“California Love” or “Deep In The Heart Of Texas”?
September 20, 2011
I was working out fairly hard in Fit Athletic’s Crossfit room when a guy plugged his iPod into the room’s sound system. Tupac’s unforgettable “California Love” came blasting on, and like every other native Californian worth his salt, I started singing along. “It’s all good, from Diego to the Bay…” Don’t judge me- you know you sing along with it too. In any event, along with an impending Labor Day trip to the Texas capital of Austin, it gave me an idea for my first column in The Jeffersonian. What are some of the key differences between the economic and political cultures of California and Texas?
To tell you the truth, it was Rick Perry’s recent surge in the GOP nomination polls that gave me the idea for this column. Tupac simply gave me the idea for the opener. Rick Perry is, of course, the Republican governor of Texas. He has said that Social Security is a “monstrous lie,” and wrote in his recently released book Fed Up! that it was a massive Ponzi scheme, and like all Ponzi schemes, was doomed to eventually collapse. He also recently hosted a large “prayer rally” in Houston’s Reliant Stadium, calling upon God to deliver rain to Texas, among other things. He has mused on the possibility of Texas secession from the United States, while criticizing the federal government for its alleged non- response to the recent wildfires in the state. This kind of rhetoric and hypocrisy, while certainly red meat for the conservative base, fuels the national image of Texans as bombastic, brash, and perhaps a bit too proud.

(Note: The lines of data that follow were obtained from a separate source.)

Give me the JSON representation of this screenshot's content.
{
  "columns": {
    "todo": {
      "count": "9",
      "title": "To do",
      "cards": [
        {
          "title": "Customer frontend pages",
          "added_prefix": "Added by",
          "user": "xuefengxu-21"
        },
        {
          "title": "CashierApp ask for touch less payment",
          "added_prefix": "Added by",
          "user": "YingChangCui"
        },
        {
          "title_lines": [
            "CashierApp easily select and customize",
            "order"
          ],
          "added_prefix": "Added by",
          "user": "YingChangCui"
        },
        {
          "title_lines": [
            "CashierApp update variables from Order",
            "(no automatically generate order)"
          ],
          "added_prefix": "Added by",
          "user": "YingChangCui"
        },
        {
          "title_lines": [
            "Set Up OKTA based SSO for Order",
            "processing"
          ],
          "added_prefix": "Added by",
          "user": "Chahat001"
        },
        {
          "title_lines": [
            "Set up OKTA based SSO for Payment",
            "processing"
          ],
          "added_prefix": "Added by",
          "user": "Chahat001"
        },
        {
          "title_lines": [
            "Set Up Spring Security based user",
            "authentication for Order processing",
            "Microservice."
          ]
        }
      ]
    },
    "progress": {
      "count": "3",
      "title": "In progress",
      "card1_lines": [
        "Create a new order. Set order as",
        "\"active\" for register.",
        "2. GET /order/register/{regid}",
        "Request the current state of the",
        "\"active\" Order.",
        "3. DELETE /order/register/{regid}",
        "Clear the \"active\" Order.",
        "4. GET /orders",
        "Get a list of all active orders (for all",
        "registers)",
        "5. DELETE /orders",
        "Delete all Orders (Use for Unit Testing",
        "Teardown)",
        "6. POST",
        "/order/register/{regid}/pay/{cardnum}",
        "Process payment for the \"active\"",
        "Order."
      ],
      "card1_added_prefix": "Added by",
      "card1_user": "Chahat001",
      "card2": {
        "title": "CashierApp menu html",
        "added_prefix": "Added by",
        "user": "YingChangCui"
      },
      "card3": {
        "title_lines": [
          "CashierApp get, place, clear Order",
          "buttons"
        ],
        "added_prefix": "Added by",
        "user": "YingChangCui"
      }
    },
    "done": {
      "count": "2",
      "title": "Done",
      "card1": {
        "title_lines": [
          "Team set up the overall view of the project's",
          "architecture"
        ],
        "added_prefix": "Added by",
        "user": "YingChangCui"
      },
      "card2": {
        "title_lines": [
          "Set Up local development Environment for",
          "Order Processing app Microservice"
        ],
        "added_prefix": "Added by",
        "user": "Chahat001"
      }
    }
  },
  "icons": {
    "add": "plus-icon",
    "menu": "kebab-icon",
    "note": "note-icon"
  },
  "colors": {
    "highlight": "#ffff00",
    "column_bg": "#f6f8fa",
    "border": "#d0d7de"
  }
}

As a native Californian and avid consumer of national political drama, it has been rather painful to watch California play the role of national punching bag, especially when smug Rick Perry is the one delivering the blows. Admittedly, this state continually gives the country plenty of material to work with, such as San Francisco’s recently nixed anti-circumcision ballot measure, or West Hollywood’s ban on declawing of pets (which actually passed), or the proposed law which would mandate fitted sheets for hotel beds. Still, there are some good things about this state. Nikki Bettis, a 2L who is from Austin, says that “California is a place to let loose. You’re not constantly being judged. You can be who you want to be.” I can agree with that statement. California’s European/American history certainly backs up this notion.
California and Texas, though both controlled by the same governments for many years, have different histories. Texas gained its independence from Mexico (who had earlier gained its independence from Spain) in 1836, after a brief but somewhat bloody revolution. California gained its independence in 1846, and after a brief period of independence (on the order of a few months, when it was known as the Bear Flag Republic), was claimed and annexed by the United States. Then gold was discovered in the mountains and streams outside Sacramento around 1848. The famed California Gold Rush had begun, and it brought explosive growth to San Francisco and to California in general.

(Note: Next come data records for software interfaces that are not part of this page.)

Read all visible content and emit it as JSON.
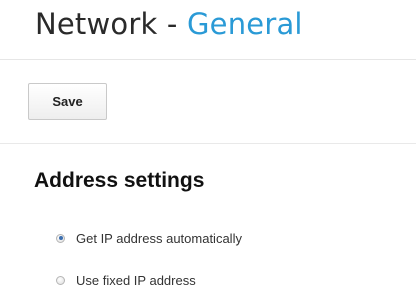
{
  "header": {
    "section": "Network",
    "separator": "-",
    "subsection": "General"
  },
  "toolbar": {
    "save_label": "Save"
  },
  "address_settings": {
    "heading": "Address settings",
    "options": [
      {
        "label": "Get IP address automatically",
        "selected": true
      },
      {
        "label": "Use fixed IP address",
        "selected": false
      }
    ]
  },
  "colors": {
    "accent": "#2a9ad6",
    "radio_selected": "#3c6fb0"
  }
}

With this gold rush came all sorts of people from all around the world, in search of fortune. This crush of diverse peoples brought some racist legislation from the new state legislature, but also cemented California in the minds of the national imagination as a place where someone could get rich quick, and a place where sin abounded (so much so that San Francisco quickly became known as Sodom By the Sea). The tensions between traditionalism and progressivism have manifested themselves in many ways through the subsequent history of California.

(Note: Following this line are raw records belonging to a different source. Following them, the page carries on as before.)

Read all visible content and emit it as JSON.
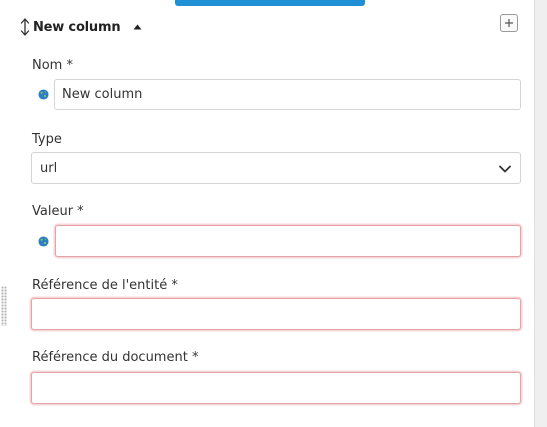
{
  "header": {
    "title": "New column"
  },
  "fields": {
    "nom": {
      "label": "Nom *",
      "value": "New column"
    },
    "type": {
      "label": "Type",
      "selected": "url"
    },
    "valeur": {
      "label": "Valeur *",
      "value": ""
    },
    "reference_entite": {
      "label": "Référence de l'entité *",
      "value": ""
    },
    "reference_document": {
      "label": "Référence du document *",
      "value": ""
    }
  },
  "colors": {
    "accent": "#1f8fd6",
    "invalid_border": "#e6a3a6",
    "border": "#d4d4d4",
    "globe": "#2b7fc2"
  },
  "icons": {
    "reorder": "reorder-arrows-icon",
    "collapse": "caret-up-icon",
    "add": "plus-icon",
    "globe": "globe-icon",
    "chevron": "chevron-down-icon"
  }
}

California was one of the states that passed women’s suffrage before the ratification of the 19th Amendment, and was one of the early adopters of the initiative, referendum, and recall system. California was also a pioneer in the anti tax movement, passing Prop 13 in 1978, while simultaneously rejecting the anti-gay teacher Briggs initiative at the same time. More recently, the California Supreme Court ruled that the state’s gay marriage ban was unconstitutional, a decision which the electorate promptly overturned (and which will be eventually overturned itself) with the passage of Prop 8. While I can’t speak to Texas’ political zeitgeist, other than what I have heard in the national media, I am still proud of my home state. Texas and California, for all of the sniping back and forth, and despite the cultural spectrum from which they sit on opposite ends of each other, need each other. They are like a husband and wife (or husband and husband or wife and wife to be diverse and politically correct) who have been married for a long time. They are tired of each other—but they cannot imagine life without the other.
So what was the point of this article? The point was that to point out that California, despite being in the doldrums for the past several years, has a proud history of being on the forefront of many national issues. The phrase “As California goes, so goes the nation,” rings true in many ways. Every state has its ups and downs, and Texas and California are no different. California will not be in the dumps forever, and Texas will not be on top forever. So perhaps this article/op-ed/random pep rally column was a cathartic moment for me—a chance to defend my home state. Yep, that’s it. California love.